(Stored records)
• • • • • • •
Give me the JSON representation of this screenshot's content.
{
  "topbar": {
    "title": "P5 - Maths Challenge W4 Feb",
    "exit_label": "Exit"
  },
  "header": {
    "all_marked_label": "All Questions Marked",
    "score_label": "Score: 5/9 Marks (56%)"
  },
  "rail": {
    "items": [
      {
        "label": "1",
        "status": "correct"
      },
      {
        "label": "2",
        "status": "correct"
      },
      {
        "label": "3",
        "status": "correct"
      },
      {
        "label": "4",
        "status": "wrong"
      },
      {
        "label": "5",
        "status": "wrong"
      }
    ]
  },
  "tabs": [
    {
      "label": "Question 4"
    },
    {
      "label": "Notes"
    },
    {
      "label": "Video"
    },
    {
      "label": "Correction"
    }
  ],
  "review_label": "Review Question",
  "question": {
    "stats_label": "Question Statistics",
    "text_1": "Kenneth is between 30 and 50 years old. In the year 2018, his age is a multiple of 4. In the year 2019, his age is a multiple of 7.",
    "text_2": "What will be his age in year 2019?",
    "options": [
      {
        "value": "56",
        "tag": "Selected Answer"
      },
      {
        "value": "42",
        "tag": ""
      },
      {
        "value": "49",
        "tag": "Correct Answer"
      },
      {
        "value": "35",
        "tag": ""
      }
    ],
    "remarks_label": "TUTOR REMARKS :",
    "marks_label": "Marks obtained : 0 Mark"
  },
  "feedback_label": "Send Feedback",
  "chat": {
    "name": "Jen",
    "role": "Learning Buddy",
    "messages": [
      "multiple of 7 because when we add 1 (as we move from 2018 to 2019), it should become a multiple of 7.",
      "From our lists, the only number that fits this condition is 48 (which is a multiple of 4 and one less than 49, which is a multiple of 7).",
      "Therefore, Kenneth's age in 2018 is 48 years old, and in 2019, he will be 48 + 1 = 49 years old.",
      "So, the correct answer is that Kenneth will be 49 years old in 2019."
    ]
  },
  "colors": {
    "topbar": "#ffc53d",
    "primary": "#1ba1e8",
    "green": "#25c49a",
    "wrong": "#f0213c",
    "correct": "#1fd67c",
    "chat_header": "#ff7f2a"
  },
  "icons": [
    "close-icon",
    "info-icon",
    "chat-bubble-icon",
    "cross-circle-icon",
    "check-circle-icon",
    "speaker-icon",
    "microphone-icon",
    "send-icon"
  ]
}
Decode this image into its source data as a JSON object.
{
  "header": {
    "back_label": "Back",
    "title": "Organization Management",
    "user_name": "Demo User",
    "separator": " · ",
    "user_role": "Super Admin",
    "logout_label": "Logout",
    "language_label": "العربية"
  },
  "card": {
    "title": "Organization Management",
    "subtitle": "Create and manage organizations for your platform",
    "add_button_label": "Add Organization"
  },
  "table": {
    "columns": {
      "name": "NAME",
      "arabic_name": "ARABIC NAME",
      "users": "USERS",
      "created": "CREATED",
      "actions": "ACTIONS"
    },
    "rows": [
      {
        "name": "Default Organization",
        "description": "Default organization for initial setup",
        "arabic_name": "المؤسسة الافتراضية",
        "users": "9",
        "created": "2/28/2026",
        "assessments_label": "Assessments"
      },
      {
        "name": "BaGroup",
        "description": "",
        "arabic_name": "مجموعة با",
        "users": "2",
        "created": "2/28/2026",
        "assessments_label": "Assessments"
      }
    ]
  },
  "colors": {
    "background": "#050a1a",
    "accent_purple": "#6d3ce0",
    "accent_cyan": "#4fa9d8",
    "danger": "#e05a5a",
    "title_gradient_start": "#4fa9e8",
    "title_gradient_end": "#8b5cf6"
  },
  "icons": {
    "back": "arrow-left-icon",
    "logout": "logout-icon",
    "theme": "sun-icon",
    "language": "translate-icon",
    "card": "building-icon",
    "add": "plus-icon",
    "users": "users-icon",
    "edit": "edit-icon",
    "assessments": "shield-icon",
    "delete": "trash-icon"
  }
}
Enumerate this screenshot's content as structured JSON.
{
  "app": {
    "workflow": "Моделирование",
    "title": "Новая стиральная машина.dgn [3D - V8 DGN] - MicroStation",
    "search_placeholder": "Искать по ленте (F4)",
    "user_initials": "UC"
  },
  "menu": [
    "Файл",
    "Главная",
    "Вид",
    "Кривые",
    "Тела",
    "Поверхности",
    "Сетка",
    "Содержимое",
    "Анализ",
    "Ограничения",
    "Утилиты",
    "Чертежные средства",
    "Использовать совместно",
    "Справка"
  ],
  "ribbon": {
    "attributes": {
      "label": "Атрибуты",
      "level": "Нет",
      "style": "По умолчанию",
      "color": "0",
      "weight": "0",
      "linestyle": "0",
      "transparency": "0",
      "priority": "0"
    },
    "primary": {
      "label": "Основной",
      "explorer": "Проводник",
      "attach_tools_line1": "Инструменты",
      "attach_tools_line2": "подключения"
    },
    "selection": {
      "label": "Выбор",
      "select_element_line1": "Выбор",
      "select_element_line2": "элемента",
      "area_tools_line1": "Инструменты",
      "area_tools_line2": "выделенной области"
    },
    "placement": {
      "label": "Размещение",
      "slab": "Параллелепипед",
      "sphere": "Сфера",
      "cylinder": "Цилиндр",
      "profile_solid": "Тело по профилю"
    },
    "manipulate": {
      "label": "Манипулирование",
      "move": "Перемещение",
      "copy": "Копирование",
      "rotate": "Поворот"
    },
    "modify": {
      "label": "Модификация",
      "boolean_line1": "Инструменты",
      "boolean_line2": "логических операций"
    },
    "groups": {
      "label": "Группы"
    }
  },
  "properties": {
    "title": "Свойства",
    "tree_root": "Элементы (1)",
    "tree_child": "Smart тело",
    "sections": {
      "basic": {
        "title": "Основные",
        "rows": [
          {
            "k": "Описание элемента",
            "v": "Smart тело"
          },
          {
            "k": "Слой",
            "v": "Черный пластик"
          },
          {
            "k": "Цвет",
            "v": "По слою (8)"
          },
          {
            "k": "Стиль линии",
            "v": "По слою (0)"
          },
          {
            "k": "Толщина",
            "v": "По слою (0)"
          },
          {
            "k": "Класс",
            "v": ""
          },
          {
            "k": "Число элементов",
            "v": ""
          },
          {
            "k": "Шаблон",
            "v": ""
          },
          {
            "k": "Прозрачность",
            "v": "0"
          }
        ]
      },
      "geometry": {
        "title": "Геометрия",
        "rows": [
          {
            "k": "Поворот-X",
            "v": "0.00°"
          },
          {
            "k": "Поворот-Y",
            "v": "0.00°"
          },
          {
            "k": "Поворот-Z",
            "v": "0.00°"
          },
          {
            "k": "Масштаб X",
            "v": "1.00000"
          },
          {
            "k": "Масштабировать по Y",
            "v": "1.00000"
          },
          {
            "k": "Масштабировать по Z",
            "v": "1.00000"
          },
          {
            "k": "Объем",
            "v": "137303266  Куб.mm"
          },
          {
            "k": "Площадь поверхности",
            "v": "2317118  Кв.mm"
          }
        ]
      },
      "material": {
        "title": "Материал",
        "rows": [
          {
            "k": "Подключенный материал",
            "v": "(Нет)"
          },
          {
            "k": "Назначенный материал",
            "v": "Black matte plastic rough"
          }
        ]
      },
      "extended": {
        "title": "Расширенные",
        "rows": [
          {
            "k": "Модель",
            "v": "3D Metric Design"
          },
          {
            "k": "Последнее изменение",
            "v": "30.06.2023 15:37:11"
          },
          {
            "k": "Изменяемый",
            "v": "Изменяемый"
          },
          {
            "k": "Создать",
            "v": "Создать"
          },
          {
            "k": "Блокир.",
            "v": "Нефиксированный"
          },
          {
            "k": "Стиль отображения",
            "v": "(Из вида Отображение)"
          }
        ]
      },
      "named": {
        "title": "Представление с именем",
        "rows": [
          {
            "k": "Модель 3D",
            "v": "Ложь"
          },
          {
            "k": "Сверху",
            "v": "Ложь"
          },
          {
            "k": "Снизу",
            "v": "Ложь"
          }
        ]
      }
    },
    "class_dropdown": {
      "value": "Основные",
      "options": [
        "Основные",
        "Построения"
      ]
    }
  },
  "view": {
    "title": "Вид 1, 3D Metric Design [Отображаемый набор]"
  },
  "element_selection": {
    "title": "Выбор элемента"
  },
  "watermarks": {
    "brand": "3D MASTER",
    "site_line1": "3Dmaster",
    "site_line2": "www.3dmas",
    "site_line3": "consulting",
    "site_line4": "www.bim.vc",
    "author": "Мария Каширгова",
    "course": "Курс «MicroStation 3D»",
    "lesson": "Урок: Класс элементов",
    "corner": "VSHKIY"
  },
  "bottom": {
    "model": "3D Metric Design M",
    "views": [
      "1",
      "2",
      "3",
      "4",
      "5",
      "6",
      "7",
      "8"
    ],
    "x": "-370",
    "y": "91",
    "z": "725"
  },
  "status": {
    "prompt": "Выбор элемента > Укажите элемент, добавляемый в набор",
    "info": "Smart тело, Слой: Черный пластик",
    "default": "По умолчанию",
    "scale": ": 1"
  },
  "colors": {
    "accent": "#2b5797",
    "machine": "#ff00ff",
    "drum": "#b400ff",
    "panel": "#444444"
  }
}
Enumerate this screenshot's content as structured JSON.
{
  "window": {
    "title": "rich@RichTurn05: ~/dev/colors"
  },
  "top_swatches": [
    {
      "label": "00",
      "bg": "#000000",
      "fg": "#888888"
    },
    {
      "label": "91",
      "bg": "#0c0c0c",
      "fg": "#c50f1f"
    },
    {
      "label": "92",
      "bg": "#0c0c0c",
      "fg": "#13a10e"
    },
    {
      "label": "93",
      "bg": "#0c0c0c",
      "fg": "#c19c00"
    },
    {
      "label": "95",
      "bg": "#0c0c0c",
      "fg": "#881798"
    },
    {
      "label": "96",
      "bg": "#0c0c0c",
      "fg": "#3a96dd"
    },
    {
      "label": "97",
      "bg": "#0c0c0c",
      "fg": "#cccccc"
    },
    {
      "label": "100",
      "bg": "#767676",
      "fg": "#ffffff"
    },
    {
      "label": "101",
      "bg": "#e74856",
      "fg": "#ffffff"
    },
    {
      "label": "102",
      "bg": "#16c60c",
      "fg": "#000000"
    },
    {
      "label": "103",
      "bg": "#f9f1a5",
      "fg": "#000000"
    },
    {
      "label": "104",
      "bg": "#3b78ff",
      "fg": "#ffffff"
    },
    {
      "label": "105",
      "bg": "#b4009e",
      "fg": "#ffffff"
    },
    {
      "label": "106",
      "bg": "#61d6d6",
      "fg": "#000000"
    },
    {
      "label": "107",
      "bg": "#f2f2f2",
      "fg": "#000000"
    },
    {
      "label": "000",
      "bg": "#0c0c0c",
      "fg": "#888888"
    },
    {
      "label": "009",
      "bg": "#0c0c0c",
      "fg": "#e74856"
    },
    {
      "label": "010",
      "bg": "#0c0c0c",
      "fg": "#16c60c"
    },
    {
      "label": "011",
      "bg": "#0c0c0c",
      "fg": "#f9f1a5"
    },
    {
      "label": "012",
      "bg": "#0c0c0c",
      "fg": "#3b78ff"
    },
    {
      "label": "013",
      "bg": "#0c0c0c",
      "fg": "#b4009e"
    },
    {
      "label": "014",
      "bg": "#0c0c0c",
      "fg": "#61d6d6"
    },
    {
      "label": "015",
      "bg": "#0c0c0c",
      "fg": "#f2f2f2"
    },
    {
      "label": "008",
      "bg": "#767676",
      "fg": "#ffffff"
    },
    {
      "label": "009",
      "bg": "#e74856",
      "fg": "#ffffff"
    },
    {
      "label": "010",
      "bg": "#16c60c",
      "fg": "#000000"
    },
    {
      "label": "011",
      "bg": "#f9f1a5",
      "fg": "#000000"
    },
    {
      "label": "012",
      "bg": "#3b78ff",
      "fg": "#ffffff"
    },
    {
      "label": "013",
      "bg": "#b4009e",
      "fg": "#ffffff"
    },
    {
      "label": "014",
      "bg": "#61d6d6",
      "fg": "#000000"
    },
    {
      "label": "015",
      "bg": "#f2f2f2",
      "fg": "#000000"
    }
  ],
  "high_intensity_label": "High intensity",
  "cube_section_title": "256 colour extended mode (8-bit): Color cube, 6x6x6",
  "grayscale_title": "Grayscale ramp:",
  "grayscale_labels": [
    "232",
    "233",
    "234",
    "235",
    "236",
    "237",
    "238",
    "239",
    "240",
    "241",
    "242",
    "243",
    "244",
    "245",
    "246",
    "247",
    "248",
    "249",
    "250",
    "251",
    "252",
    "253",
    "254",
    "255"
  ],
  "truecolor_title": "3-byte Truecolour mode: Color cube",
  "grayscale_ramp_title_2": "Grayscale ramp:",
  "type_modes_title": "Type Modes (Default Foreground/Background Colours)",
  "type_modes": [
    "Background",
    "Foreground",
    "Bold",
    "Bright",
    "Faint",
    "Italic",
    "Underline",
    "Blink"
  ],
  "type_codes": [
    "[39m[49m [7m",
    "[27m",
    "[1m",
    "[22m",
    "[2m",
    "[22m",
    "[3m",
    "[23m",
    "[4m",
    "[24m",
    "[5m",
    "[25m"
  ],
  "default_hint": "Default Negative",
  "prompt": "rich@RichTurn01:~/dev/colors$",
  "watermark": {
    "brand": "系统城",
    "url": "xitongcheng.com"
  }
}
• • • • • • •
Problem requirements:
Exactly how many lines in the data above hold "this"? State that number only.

Answer space:
5